▶ [Recorded information]
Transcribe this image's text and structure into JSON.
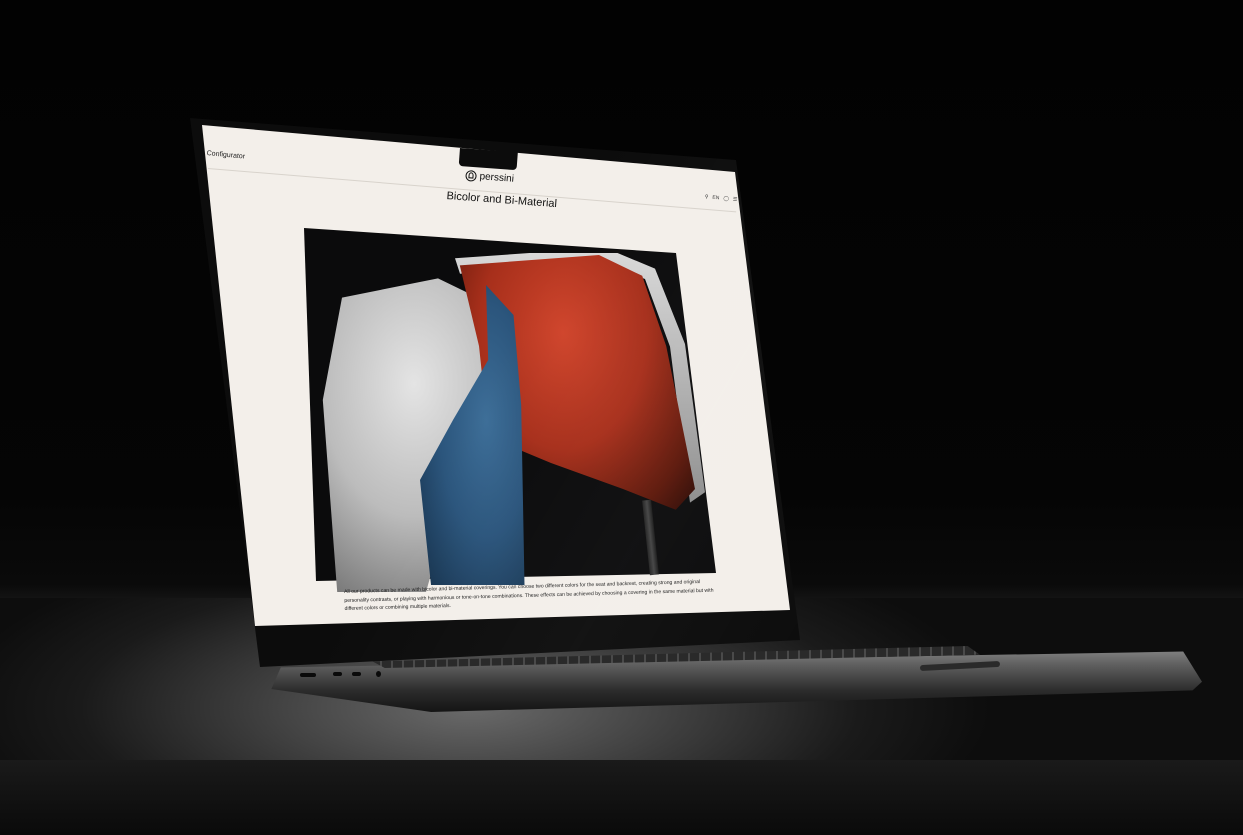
{
  "app": {
    "nav_label": "Configurator",
    "brand": "perssini",
    "page_title": "Bicolor and Bi-Material",
    "toolbar": {
      "language": "EN",
      "icons": [
        "search-icon",
        "language-label",
        "cart-icon",
        "menu-icon"
      ]
    }
  },
  "hero": {
    "image": "chair-bicolor-photo",
    "colors": {
      "white_chair": "#c8c8c8",
      "blue_chair": "#2f5d86",
      "red_chair": "#b8361f"
    }
  },
  "description": "All our products can be made with bicolor and bi-material coverings. You can choose two different colors for the seat and backrest, creating strong and original personality contrasts, or playing with harmonious or tone-on-tone combinations. These effects can be achieved by choosing a covering in the same material but with different colors or combining multiple materials."
}
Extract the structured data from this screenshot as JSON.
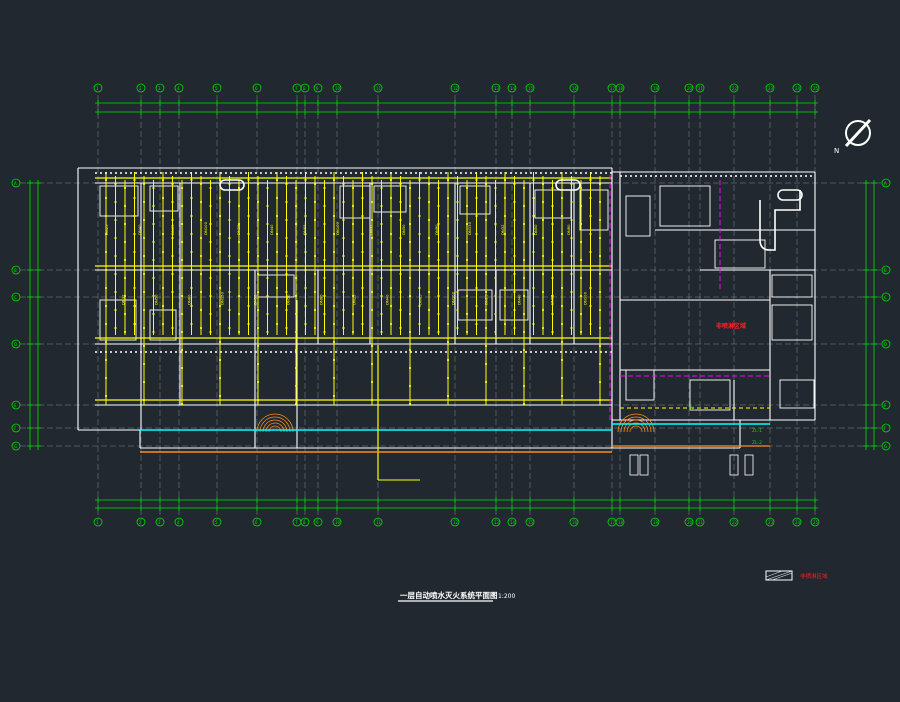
{
  "drawing": {
    "title_text": "一层自动喷水灭火系统平面图",
    "scale_text": "1:200",
    "legend_text": "非喷淋区域",
    "north_label": "N",
    "note_left_text": "",
    "colors": {
      "background": "#212830",
      "dim": "#00e000",
      "wall": "#ffffff",
      "pipe": "#ffff00",
      "water": "#00ffff",
      "magenta": "#ff00ff",
      "orange": "#ff8c1a",
      "red": "#ff2020",
      "grid": "#9aa0a6"
    },
    "axis_labels_top": [
      "1",
      "2",
      "3",
      "4",
      "5",
      "6",
      "7",
      "8",
      "9",
      "10",
      "11",
      "12",
      "13",
      "14",
      "15",
      "16",
      "17",
      "18",
      "19",
      "20",
      "21",
      "22",
      "23",
      "24",
      "25",
      "26",
      "27",
      "28"
    ],
    "axis_labels_side": [
      "A",
      "B",
      "C",
      "D",
      "E",
      "F",
      "G"
    ],
    "pipe_labels": [
      "DN25",
      "DN32",
      "DN40",
      "DN50",
      "DN65",
      "DN80",
      "DN100",
      "DN150",
      "DN25",
      "DN32",
      "DN40",
      "DN50",
      "DN65",
      "DN80",
      "DN100",
      "DN25",
      "DN32",
      "DN40",
      "DN50",
      "DN65",
      "DN80",
      "DN100",
      "DN150",
      "DN25",
      "DN32",
      "DN40",
      "DN50",
      "DN65",
      "DN80",
      "DN100"
    ],
    "room_labels": [
      "SL",
      "ZL-1",
      "ZL-2"
    ]
  }
}
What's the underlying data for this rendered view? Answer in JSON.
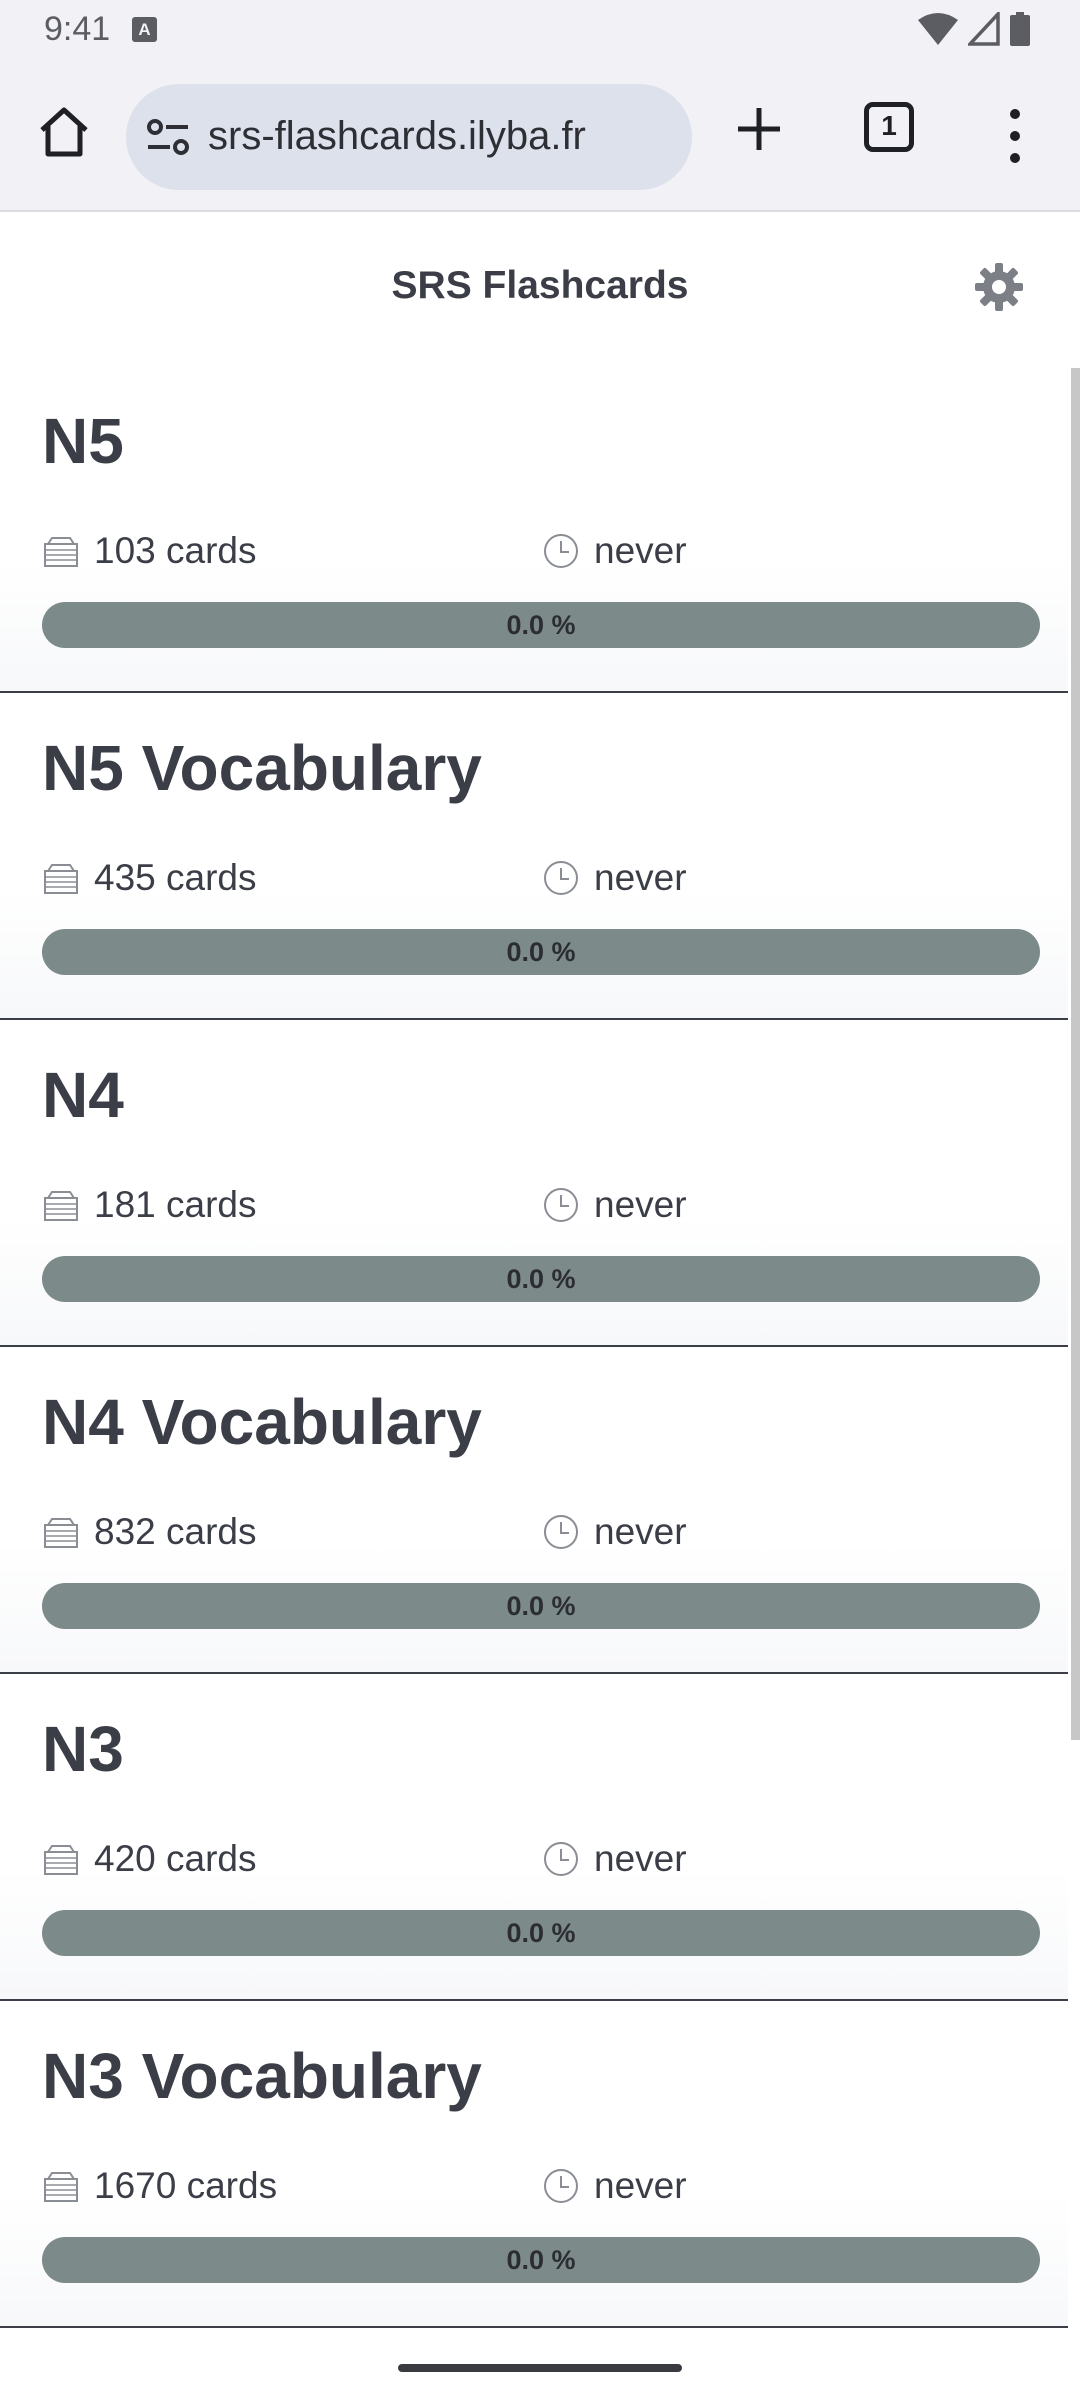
{
  "status_bar": {
    "time": "9:41",
    "icons": [
      "a-notification-icon",
      "wifi-icon",
      "signal-icon",
      "battery-icon"
    ]
  },
  "browser": {
    "url": "srs-flashcards.ilyba.fr",
    "tab_count": "1",
    "icons": [
      "home-icon",
      "tune-icon",
      "plus-icon",
      "tab-switcher-icon",
      "more-vert-icon"
    ]
  },
  "app": {
    "title": "SRS Flashcards",
    "settings_icon": "gear-icon"
  },
  "colors": {
    "progress_track": "#7c8b8a",
    "text": "#3b3e47",
    "browser_chrome": "#f1f1f6",
    "url_pill": "#dde1ec"
  },
  "decks": [
    {
      "title": "N5",
      "cards": "103 cards",
      "last_review": "never",
      "progress_label": "0.0 %",
      "progress": 0.0
    },
    {
      "title": "N5 Vocabulary",
      "cards": "435 cards",
      "last_review": "never",
      "progress_label": "0.0 %",
      "progress": 0.0
    },
    {
      "title": "N4",
      "cards": "181 cards",
      "last_review": "never",
      "progress_label": "0.0 %",
      "progress": 0.0
    },
    {
      "title": "N4 Vocabulary",
      "cards": "832 cards",
      "last_review": "never",
      "progress_label": "0.0 %",
      "progress": 0.0
    },
    {
      "title": "N3",
      "cards": "420 cards",
      "last_review": "never",
      "progress_label": "0.0 %",
      "progress": 0.0
    },
    {
      "title": "N3 Vocabulary",
      "cards": "1670 cards",
      "last_review": "never",
      "progress_label": "0.0 %",
      "progress": 0.0
    }
  ]
}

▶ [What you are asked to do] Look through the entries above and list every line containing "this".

▶ [Task result]
Transcribe this image's text and structure into JSON.
Extract the structured data from this screenshot as JSON.
What's the underlying data for this rendered view? Answer in JSON.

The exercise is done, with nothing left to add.